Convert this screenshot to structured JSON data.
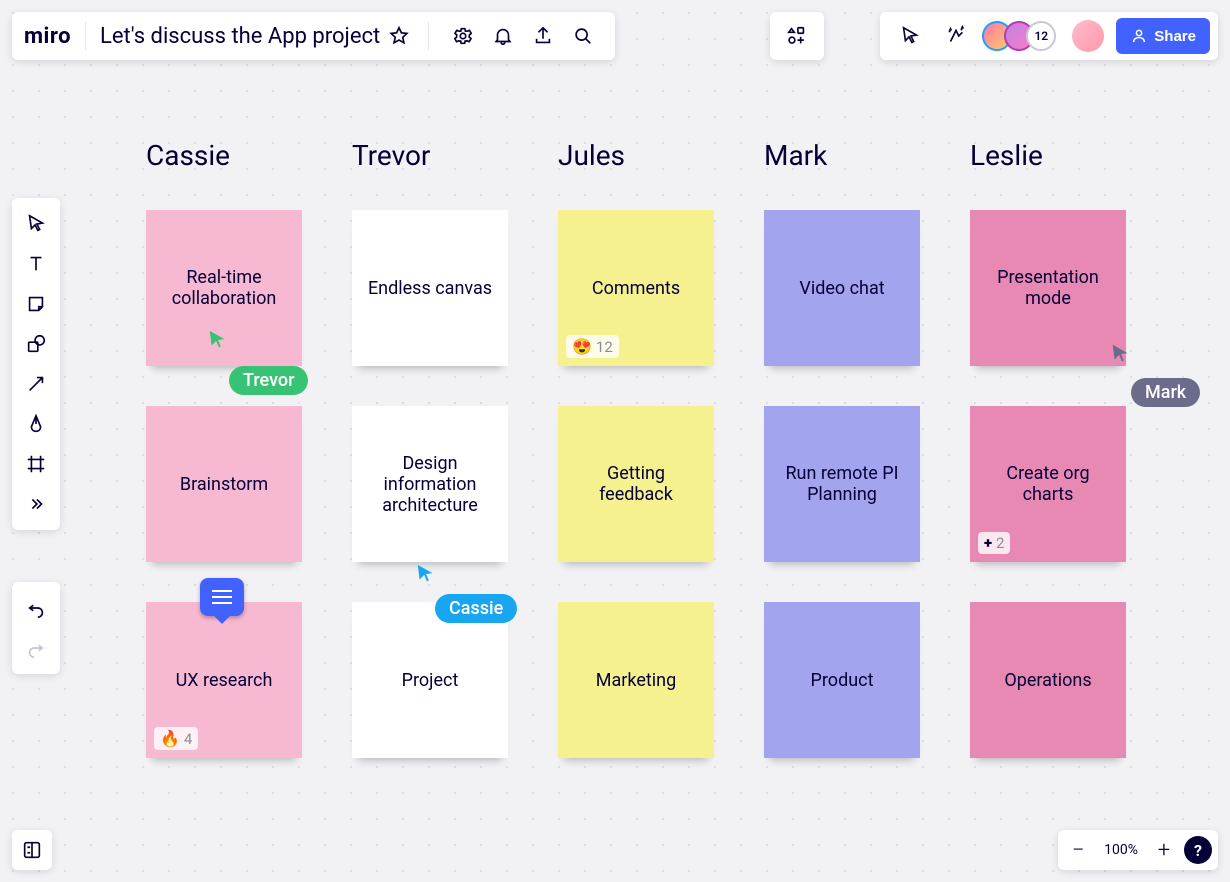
{
  "header": {
    "logo": "miro",
    "board_title": "Let's discuss the App project"
  },
  "presence": {
    "avatar_count": "12",
    "share_label": "Share"
  },
  "cursors": {
    "trevor": "Trevor",
    "cassie": "Cassie",
    "mark": "Mark"
  },
  "zoom": {
    "level": "100%"
  },
  "columns": [
    {
      "name": "Cassie",
      "cards": [
        {
          "text": "Real-time collaboration",
          "color": "pink"
        },
        {
          "text": "Brainstorm",
          "color": "pink"
        },
        {
          "text": "UX research",
          "color": "pink",
          "badge_emoji": "🔥",
          "badge_count": "4",
          "has_comment": true
        }
      ]
    },
    {
      "name": "Trevor",
      "cards": [
        {
          "text": "Endless canvas",
          "color": "whitecard"
        },
        {
          "text": "Design information architecture",
          "color": "whitecard"
        },
        {
          "text": "Project",
          "color": "whitecard"
        }
      ]
    },
    {
      "name": "Jules",
      "cards": [
        {
          "text": "Comments",
          "color": "yellow",
          "badge_emoji": "😍",
          "badge_count": "12"
        },
        {
          "text": "Getting feedback",
          "color": "yellow"
        },
        {
          "text": "Marketing",
          "color": "yellow"
        }
      ]
    },
    {
      "name": "Mark",
      "cards": [
        {
          "text": "Video chat",
          "color": "purple"
        },
        {
          "text": "Run remote PI Planning",
          "color": "purple"
        },
        {
          "text": "Product",
          "color": "purple"
        }
      ]
    },
    {
      "name": "Leslie",
      "cards": [
        {
          "text": "Presentation mode",
          "color": "pinksat"
        },
        {
          "text": "Create org charts",
          "color": "pinksat",
          "badge_plus": true,
          "badge_count": "2"
        },
        {
          "text": "Operations",
          "color": "pinksat"
        }
      ]
    }
  ]
}
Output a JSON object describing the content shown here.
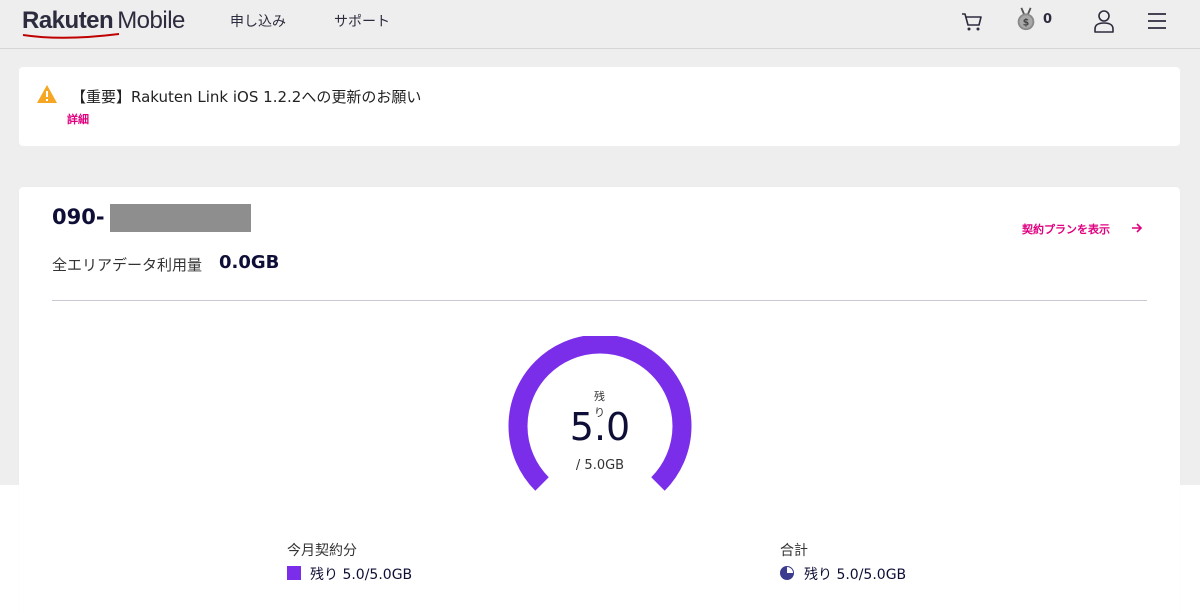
{
  "header": {
    "logo_main": "Rakuten",
    "logo_sub": "Mobile",
    "nav": [
      "申し込み",
      "サポート"
    ],
    "points": "0"
  },
  "notice": {
    "title": "【重要】Rakuten Link iOS 1.2.2への更新のお願い",
    "detail_link": "詳細"
  },
  "account": {
    "phone_prefix": "090-",
    "plan_link": "契約プランを表示",
    "usage_label": "全エリアデータ利用量",
    "usage_value": "0.0GB"
  },
  "gauge": {
    "label": "残り",
    "value": "5.0",
    "total": "/ 5.0GB",
    "remaining_fraction": 1.0
  },
  "legend": [
    {
      "title": "今月契約分",
      "value": "残り 5.0/5.0GB"
    },
    {
      "title": "合計",
      "value": "残り 5.0/5.0GB"
    }
  ],
  "colors": {
    "accent_purple": "#7b2eea",
    "link_pink": "#e0007f",
    "navy": "#0e0e36",
    "warning": "#f5a623"
  }
}
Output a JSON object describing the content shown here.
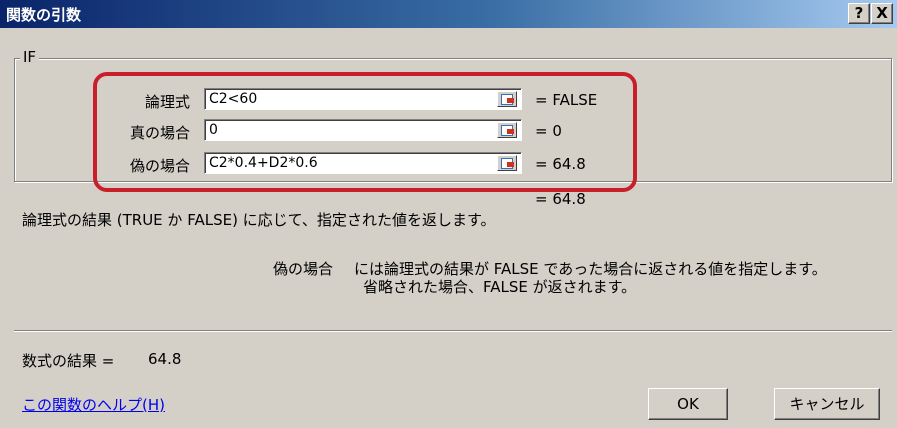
{
  "window": {
    "title": "関数の引数",
    "help_button": "?",
    "close_button": "X"
  },
  "function_name": "IF",
  "arguments": [
    {
      "label": "論理式",
      "value": "C2<60",
      "result": "= FALSE"
    },
    {
      "label": "真の場合",
      "value": "0",
      "result": "= 0"
    },
    {
      "label": "偽の場合",
      "value": "C2*0.4+D2*0.6",
      "result": "= 64.8"
    }
  ],
  "function_result": "= 64.8",
  "description": "論理式の結果 (TRUE か FALSE) に応じて、指定された値を返します。",
  "argument_help": {
    "name": "偽の場合",
    "line1": "には論理式の結果が FALSE であった場合に返される値を指定します。",
    "line2": "省略された場合、FALSE が返されます。"
  },
  "formula_result": {
    "label": "数式の結果 =",
    "value": "64.8"
  },
  "help_link": "この関数のヘルプ(H)",
  "buttons": {
    "ok": "OK",
    "cancel": "キャンセル"
  },
  "colors": {
    "title_start": "#0a246a",
    "title_end": "#a6caf0",
    "highlight": "#c8202a"
  }
}
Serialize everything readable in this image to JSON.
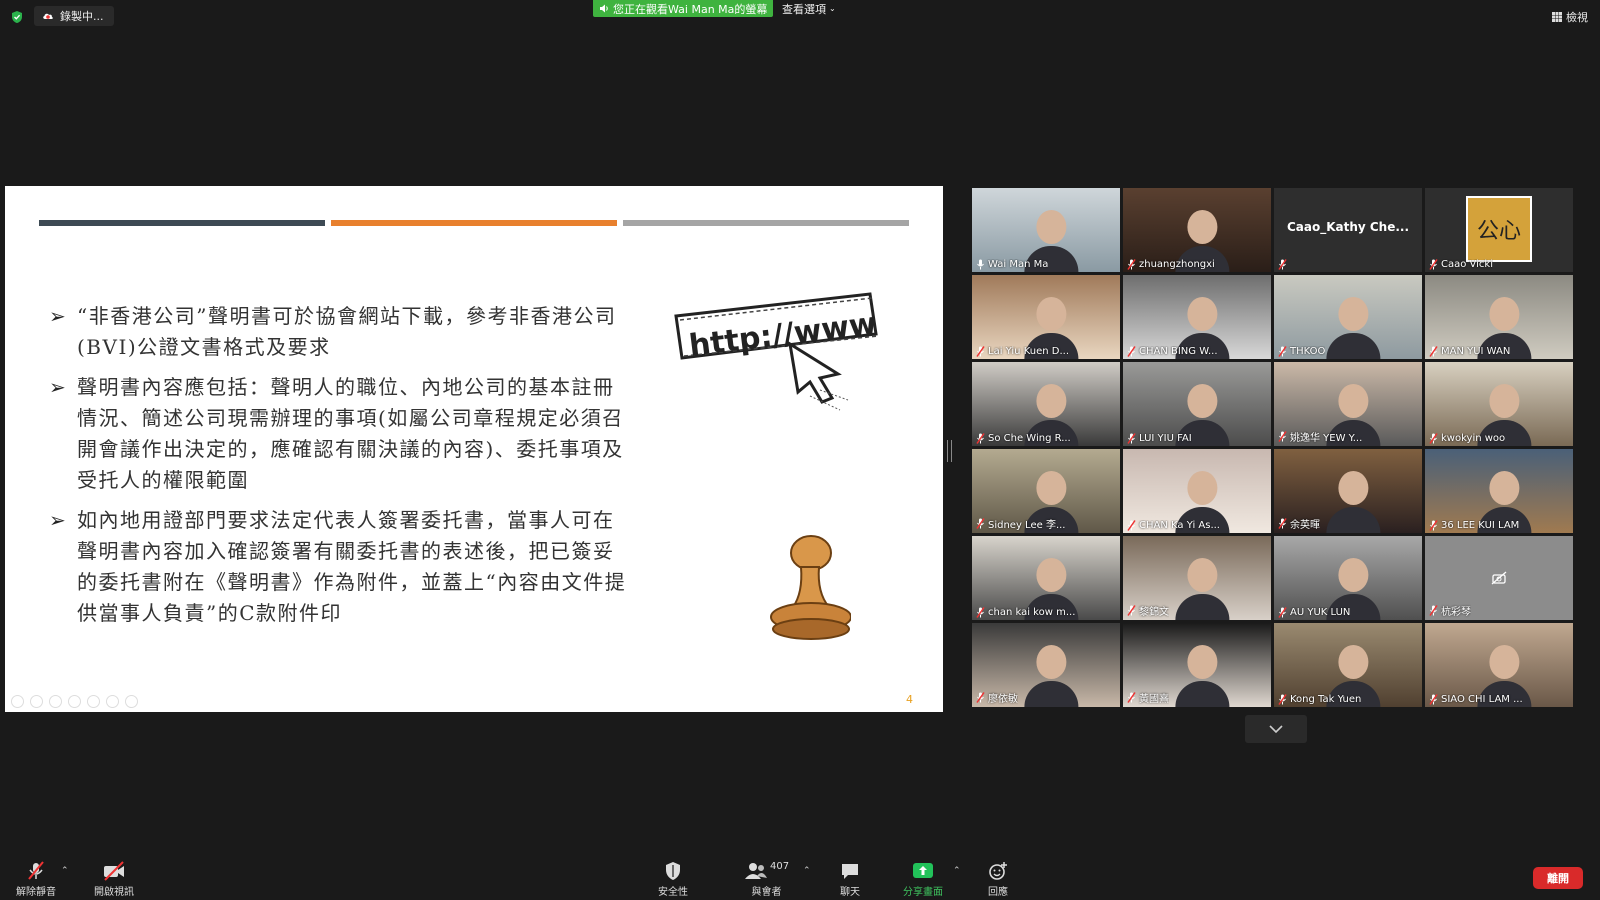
{
  "topbar": {
    "recording_label": "錄製中...",
    "viewing_label": "您正在觀看Wai Man Ma的螢幕",
    "view_options_label": "查看選項",
    "view_label": "檢視"
  },
  "slide": {
    "bullets": [
      "“非香港公司”聲明書可於協會網站下載，參考非香港公司(BVI)公證文書格式及要求",
      "聲明書內容應包括：聲明人的職位、內地公司的基本註冊情況、簡述公司現需辦理的事項(如屬公司章程規定必須召開會議作出決定的，應確認有關決議的內容)、委托事項及受托人的權限範圍",
      "如內地用證部門要求法定代表人簽署委托書，當事人可在聲明書內容加入確認簽署有關委托書的表述後，把已簽妥的委托書附在《聲明書》作為附件，並蓋上“內容由文件提供當事人負責”的C款附件印"
    ],
    "url_graphic_text": "http://www",
    "page_number": "4"
  },
  "participants": [
    {
      "name": "Wai Man Ma",
      "active": true
    },
    {
      "name": "zhuangzhongxi"
    },
    {
      "name": "",
      "display_name": "Caao_Kathy Che..."
    },
    {
      "name": "Caao Vicki",
      "logo_text": "公心"
    },
    {
      "name": "Lai Yiu Kuen D..."
    },
    {
      "name": "CHAN BING W..."
    },
    {
      "name": "THKOO"
    },
    {
      "name": "MAN YUI WAN"
    },
    {
      "name": "So Che Wing R..."
    },
    {
      "name": "LUI YIU FAI"
    },
    {
      "name": "姚逸华 YEW Y..."
    },
    {
      "name": "kwokyin woo"
    },
    {
      "name": "Sidney Lee 李..."
    },
    {
      "name": "CHAN Ka Yi As..."
    },
    {
      "name": "余英暉"
    },
    {
      "name": "36 LEE KUI LAM"
    },
    {
      "name": "chan kai kow m..."
    },
    {
      "name": "黎錦文"
    },
    {
      "name": "AU YUK LUN"
    },
    {
      "name": "杭彩琴",
      "camera_off": true
    },
    {
      "name": "廖依敏"
    },
    {
      "name": "黃國熹"
    },
    {
      "name": "Kong Tak Yuen"
    },
    {
      "name": "SIAO CHI LAM ..."
    }
  ],
  "toolbar": {
    "unmute_label": "解除靜音",
    "video_label": "開啟視訊",
    "security_label": "安全性",
    "participants_label": "與會者",
    "participants_count": "407",
    "chat_label": "聊天",
    "share_label": "分享畫面",
    "reactions_label": "回應",
    "leave_label": "離開"
  },
  "colors": {
    "share_green": "#3fb33f",
    "active_speaker": "#c8e06a",
    "leave_red": "#d92a2a",
    "stripe_dark": "#3d4a54",
    "stripe_orange": "#e8802e",
    "stripe_gray": "#a5a5a5"
  }
}
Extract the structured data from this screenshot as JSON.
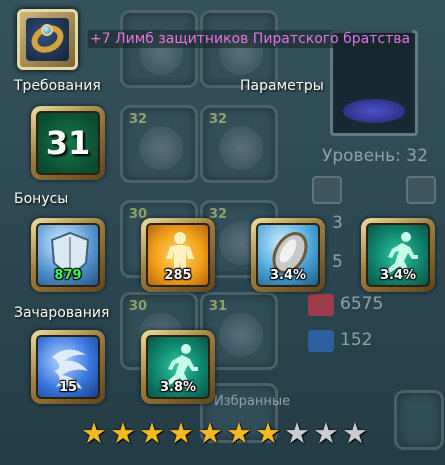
{
  "item": {
    "title": "+7 Лимб защитников Пиратского братства",
    "icon": "gold-ring-blue-gem-icon"
  },
  "sections": {
    "requirements": "Требования",
    "parameters": "Параметры",
    "bonuses": "Бонусы",
    "enchantments": "Зачарования"
  },
  "requirement_level": "31",
  "bonuses": [
    {
      "icon": "shield-icon",
      "value": "879",
      "color": "#35ff52"
    },
    {
      "icon": "figure-icon",
      "value": "285"
    },
    {
      "icon": "oval-shield-icon",
      "value": "3.4%"
    },
    {
      "icon": "running-man-icon",
      "value": "3.4%"
    }
  ],
  "enchantments": [
    {
      "icon": "swirl-icon",
      "value": "15"
    },
    {
      "icon": "running-man-icon",
      "value": "3.8%"
    }
  ],
  "rating": {
    "filled": 7,
    "total": 10
  },
  "background": {
    "level_label": "Уровень: 32",
    "stat_1": "6575",
    "stat_2": "152",
    "slot_levels": [
      "32",
      "32",
      "30",
      "32",
      "31"
    ],
    "partial_3": "3",
    "partial_5": "5",
    "bottom_text": "Избранные"
  }
}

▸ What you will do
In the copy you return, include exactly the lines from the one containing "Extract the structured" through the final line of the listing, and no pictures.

▸ Solution to this exercise
Extract the structured data from this screenshot as JSON.
{
  "item": {
    "title": "+7 Лимб защитников Пиратского братства",
    "icon": "gold-ring-blue-gem-icon"
  },
  "sections": {
    "requirements": "Требования",
    "parameters": "Параметры",
    "bonuses": "Бонусы",
    "enchantments": "Зачарования"
  },
  "requirement_level": "31",
  "bonuses": [
    {
      "icon": "shield-icon",
      "value": "879",
      "color": "#35ff52"
    },
    {
      "icon": "figure-icon",
      "value": "285"
    },
    {
      "icon": "oval-shield-icon",
      "value": "3.4%"
    },
    {
      "icon": "running-man-icon",
      "value": "3.4%"
    }
  ],
  "enchantments": [
    {
      "icon": "swirl-icon",
      "value": "15"
    },
    {
      "icon": "running-man-icon",
      "value": "3.8%"
    }
  ],
  "rating": {
    "filled": 7,
    "total": 10
  },
  "background": {
    "level_label": "Уровень: 32",
    "stat_1": "6575",
    "stat_2": "152",
    "slot_levels": [
      "32",
      "32",
      "30",
      "32",
      "31"
    ],
    "partial_3": "3",
    "partial_5": "5",
    "bottom_text": "Избранные"
  }
}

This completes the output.